The N.C. Supreme Court last month gave opponents of Internet sweepstakes cafes in North Carolina something that no other court has provided: The power to shut ’em down.
It’s hard to find much good to say about the cafes. They supposedly sell Internet time to customers who are far more interested in stepping up to the provided computers and taking their chances on sweepstakes games. Sweepstakes are little more than video gambling, no matter how the games are marketed.
But even as we celebrate the Supreme Court’s ruling against the cafes, we have to agree with Rocky Mount Councilman W.B. Bullock, who spoke this week to Telegram staff writer John Henderson about the games.
“I believe (the cafes are closing),” Bullock told Henderson, “when I see the padlocks.”
Even as the N.C. Attorney General’s office was preparing instructions for North Carolina sheriffs to begin enforcing the ban, Internet cafe operators were scrambling to load new software in hopes of steering around the letter of the law.
That has been standard operating procedure for the cafes for much of the past five years. A court rules one way. A lawyer refines the operation to comply with the latest ruling. The sweepstakes cafes are back in business.
We’d like to think the ruling from on high will put an end to the legal maneuvering, but there’s little reason to be so optimistic. The games prey on folks who desperately lay down their money in hopes of a big payday. Sadly, there’s no shortage of patrons, it seems.

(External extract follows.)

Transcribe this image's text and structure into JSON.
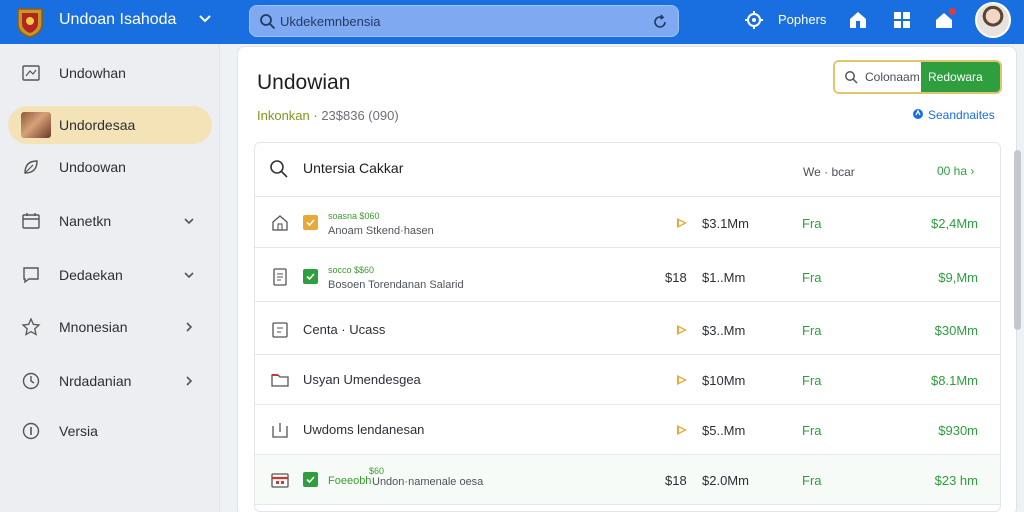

Rocky Mount has joined other cities that collect licensing fees from the businesses for each machine in such an establishment. Barring strong enforcement of the Supreme Court ban, taxing the operations seems the best weapon to stop their spread.